David Cameron’s Chancellor of the Exchequer has recently made the high-profile career change from Member of Parliament to Editor of the London Evening Standard. Understandably, this has caused some raised eyebrows, in no small part due to the fact that he was originally planning on carrying out his new role in addition to his job as an MP. Theresa May’s decision to call a general election allowed Osborne to do regain some credibility by announcing he would not be running as an MP is June, but that does not change the fact that he has been undertaking four jobs in addition to being an MP for a number of months.
He has been undertaking a speaking role at the Washington Speaker’s Bureau, has chaired the Northern Powerhouse programme, an advisory role at Blackrock Investments (earning £650,000 per year), and a job at the McCain Institute. All this was happening while he was working as the MP for Tatton, and he was initially planning to add being Editor of the Evening Standard to his workload. This made people question his commitment to the role as MP as they argue that Osborne would be unable to fulfill his duty to constituents as he would need to be spending so much time on his other responsibilities. Not only would his time have been very stretched, but he was also earning vast amounts of money in his various roles; so much so that he is now a millionaire. Those who are opposed to the Conservative party – or even those who simply feel disillusioned with out of touch politicians – would have a fair point in saying that a mega-rich MP is not going to have shared priorities with his constituents.
Not only would his constituents be aggrieved at not having Osborne’s full attention, but they will have had even more reason for ill feeling towards him after he took a job in London and expressed views that he was committed to the people of London, which is over 130 miles from his Tatton constituency. It will have felt like a betrayal for much of the north of England after Osborne claimed to be the champion of the north, chairing the Northern Powerhouse committee and calling for powers to be transferred from the capital to cities such as Manchester.

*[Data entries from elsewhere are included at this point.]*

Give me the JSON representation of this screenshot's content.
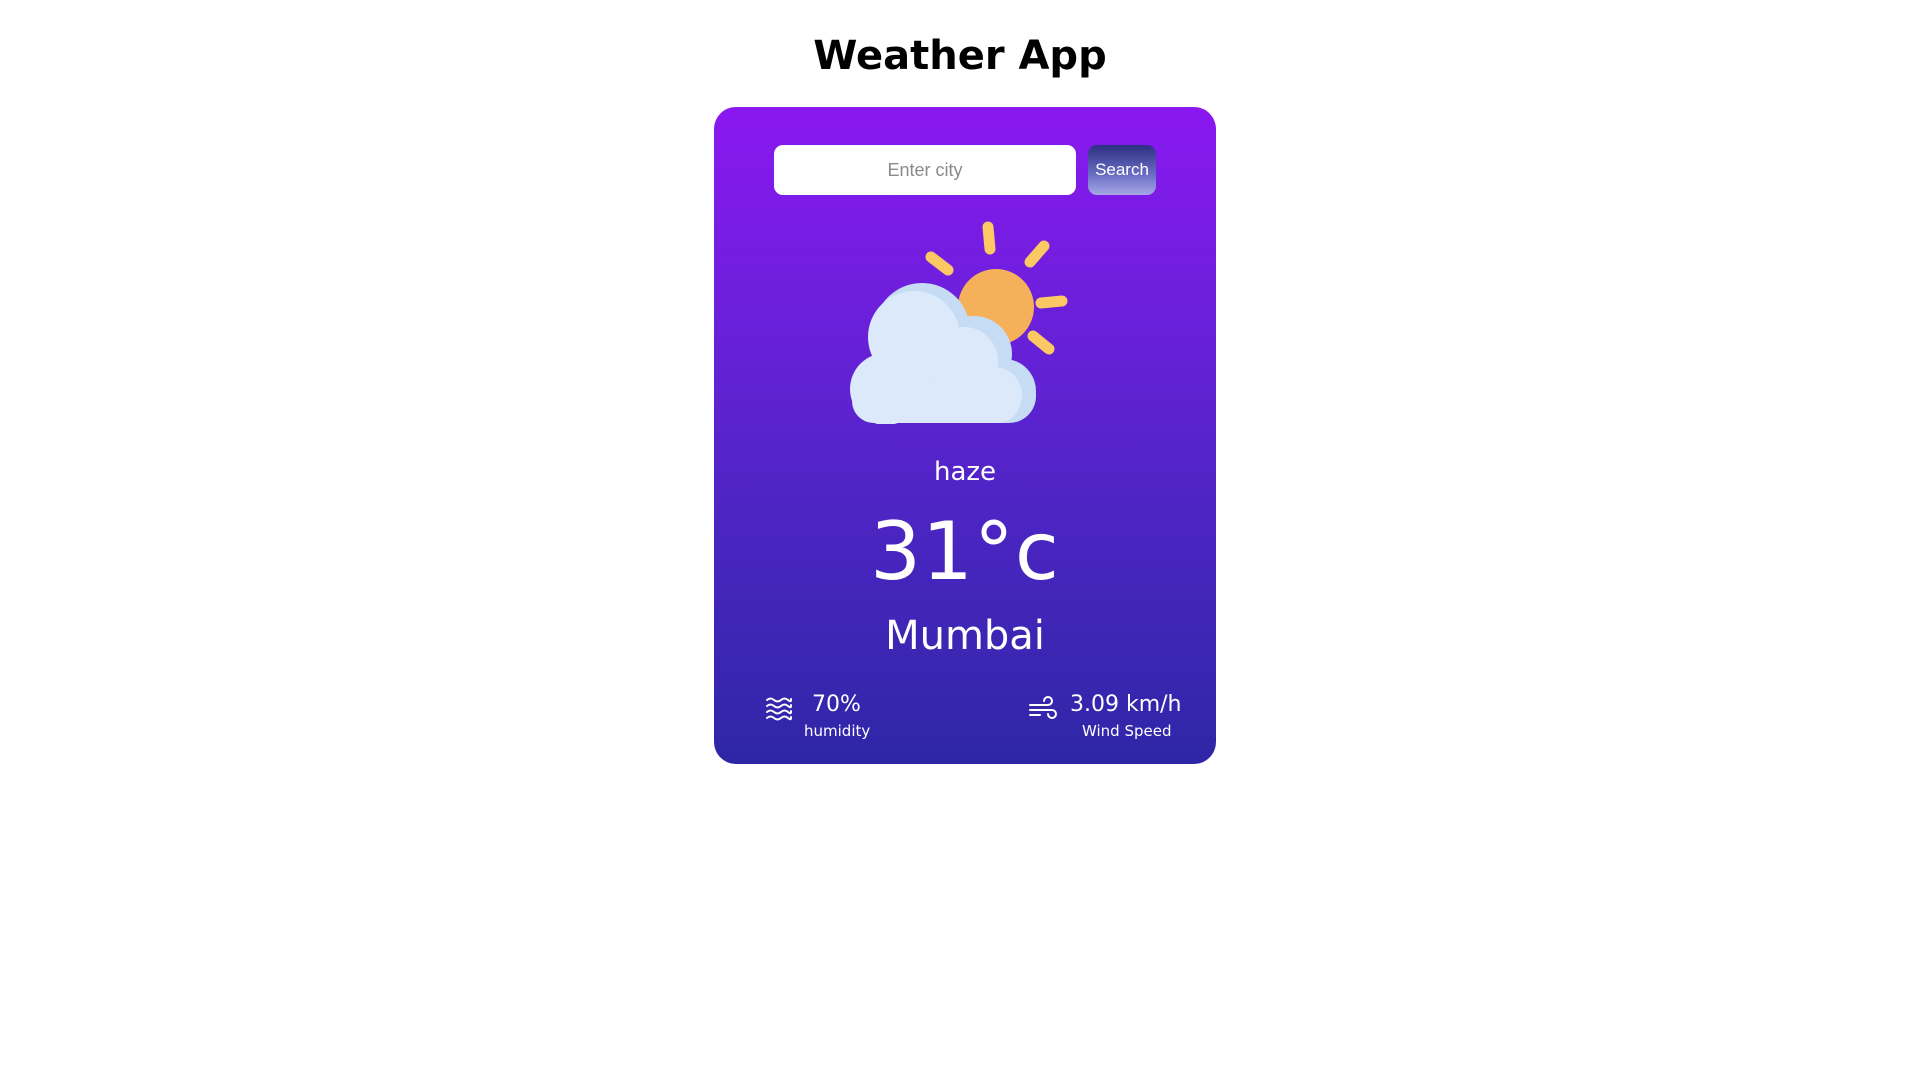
{
  "header": {
    "title": "Weather App"
  },
  "search": {
    "placeholder": "Enter city",
    "value": "",
    "button_label": "Search"
  },
  "weather": {
    "icon": "cloud-sun-icon",
    "condition": "haze",
    "temperature": "31°c",
    "city": "Mumbai"
  },
  "details": {
    "humidity": {
      "icon": "humidity-waves-icon",
      "value": "70%",
      "label": "humidity"
    },
    "wind": {
      "icon": "wind-icon",
      "value": "3.09 km/h",
      "label": "Wind Speed"
    }
  },
  "colors": {
    "card_gradient_top": "#8a18f0",
    "card_gradient_bottom": "#2e26a6",
    "sun": "#f5b05a",
    "sun_rays": "#fbc864",
    "cloud": "#dbe9fb"
  }
}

The people of Tatton, as well as the north as a whole, can be disappointed in their ex-representative that he saw fit to walk away from them to pursue his own interests, especially seeing as he suggested that the interests of the north were not as close to his heart as he had led them to believe.
It is widely regarded that one of the reasons for Osborne deciding to take the editing job is to get revenge on Theresa May. Mrs May sacked him from the Cabinet on taking over from David Cameron and Osborne, who was a long term ally of Cameron, did not take kindly to being demoted to a lowly backbencher. In addition to feeling that being a backbencher didn’t fulfill his ambitions, he is likely to use his new role to criticise Mrs May for robbing him of his old job and, sure enough, the first edition of the Evening Standard under his leadership attacked May’s election campaign, saying “the election campaign comes down to no more than a slogan.” This obviously refers to the Conservatives’ repetition of the phrase ‘strong and stable leadership’ and could be the first of many digs at the Prime Minister as he tries to use his new role in the media to damage her reputation.
In my opinion, there should be clear limits on the number and scale of jobs MPs should be able to take in addition to their job in Parliament. When a candidate is elected as a Member of Parliament they are effectively volunteering to sacrifice their own careers and ambitions outside of politics for the next five years so that they can best serve the country and their constituents, so I do not think they should have the option of taking on a host of extra jobs, or to be able to walk out on their electorate to pursue another career at any time. It is different when somebody like Zac Goldsmith resigned as the MP for Richmond Park, as he did it in the name of his constituents in a purely politically motivated move rather than in order to serve his own ends, but for Osborne to just decide to stop representing his constituents so he can become a journalist is, in my view, disrespectful to the people of Tatton.
For me, there is absolutely no question about it: George Osborne has been in the wrong since he started taking jobs in addition to his role as an MP. I could turn a blind eye to him taking one additional speaking role as long as he remained committed to his primary job, but to rack up so many extra jobs before leaving his post altogether is shows a complete disregard for the constituents who voted for him to represent them in the House of Commons. He will now be serving his own ends both financially and in getting his own back on Mrs May, and I don’t think any MP should be able to show such a clear lack of faith to their constituents without fear of repercussions.